One of the things I love about jazz is the way the musicians interact with one another. They feel where the music is going and work their way along, each listening to the others as the music goes from dissonance to dissonance, sometimes reaching resolution, but not always.

We were down in Ohio seeing Bethany's grandmother, who is not doing well. Earlier that morning, I heard that my grandmother's health issues are also continuing. I knew our monthly vestry meeting was only a few days away, and while we are blessed in my parish by a wonderfully healthy and good vestry, any priest will likely tell you that vestry meetings are significant work.

All of these thought swirled through my head as the music played on. The emotions and stresses mixing as the guitar danced over the top of the base line. And yet, anytime my thoughts began to descend deeply into the ponderings of these past days, the music kept grabbing me, pulling me in, inventing me to slip between the chords and find something, something tenuous and hard to grasp.

I don't know what was there, beckoning me. But as I thought about the pain of watching those I love inexorably age, day by day... as my mind turned over the work ahead in my life as a priest... in the midst of all of this, the music would not be ignored.

There was a book that was quite popular in evangelical circles several years ago called Blue Like Jazz, by Donald Miller. It came out in 2003, I heard the buzz, read some of the first few pages, and bought it. I only actually read the book through for the first time a couple of months ago.

I've never been terribly good at being hip.
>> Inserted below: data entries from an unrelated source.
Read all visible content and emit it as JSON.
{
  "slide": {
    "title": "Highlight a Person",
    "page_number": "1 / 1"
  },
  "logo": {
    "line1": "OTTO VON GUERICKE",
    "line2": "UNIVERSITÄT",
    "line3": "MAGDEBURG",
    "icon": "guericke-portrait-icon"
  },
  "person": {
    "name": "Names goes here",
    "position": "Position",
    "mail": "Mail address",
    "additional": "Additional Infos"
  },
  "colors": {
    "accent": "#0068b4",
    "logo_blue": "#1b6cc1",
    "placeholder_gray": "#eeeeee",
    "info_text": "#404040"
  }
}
But there's this great line at the very beginning,
I never liked jazz music because jazz music doesn’t resolve. But I was outside the Bagdad Theater in Portland one night when I saw a man playing a saxophone. I stood there for fifteen minutes, and he never opened his eyes.

After that I liked jazz music.

Sometimes you have to watch somebody love something before you can love it yourself. It is as if they are showing you the way.

I used to not like God because God didn’t resolve. But that was before any of this happened.
I promise you, I did read the whole book, but I don't think anything else in that book came close to the poignant truth in those few paragraphs. Don't get me wrong, I still think it's a good book. It's just that those paragraphs have haunted my theological memory for the past several years since I first bought the book after having read them.

We spend so much of our lives aching for resolution. We want things to be whole and good and permanent. We don't want to lose people, for them so slip off the map of our lives. We want consistency to our daily life, not the constant up and down and change that is so often its actual shape. We want things to do more than just be, we want them to remain.

I wonder what it means to say that God doesn't resolve. I wonder if the beatific vision, if the theosis we are all undergoing, if it winds up leaving us in some place where we don't reach stasis, but instead, where we grow in love enough to finally embrace change and growth, to finally be content with no resolution just a continuing journey.

These are the sorts of thoughts that are easy to have when you're drinking good wine and listening to good jazz. They're much harder in the bright light of day when life surrounds you.

So I think I'll turn some jazz on. I want to hear what I heard that night, in between the notes and the chords, somewhere next to the dissonance of a diminished ninth, reaching out and inviting me. Maybe when the Holy Spirit isn't at church, she hangs out in jazz music, inviting people to love and live differently. If the Spirit is hanging out there, what words of wisdom might be spoken? What words of grace might I hear?

1 comment:

  1. Jared,
    This is a very moving article and I certainly related to it. You are so wise at an early age.
    Wish I knew all this earlier and perhaps I wouldn't have tried to resolve so much and just enjoyed the process and the journey. Oh well, it is never too late and I feel I am there at last!
    Barbara Grimm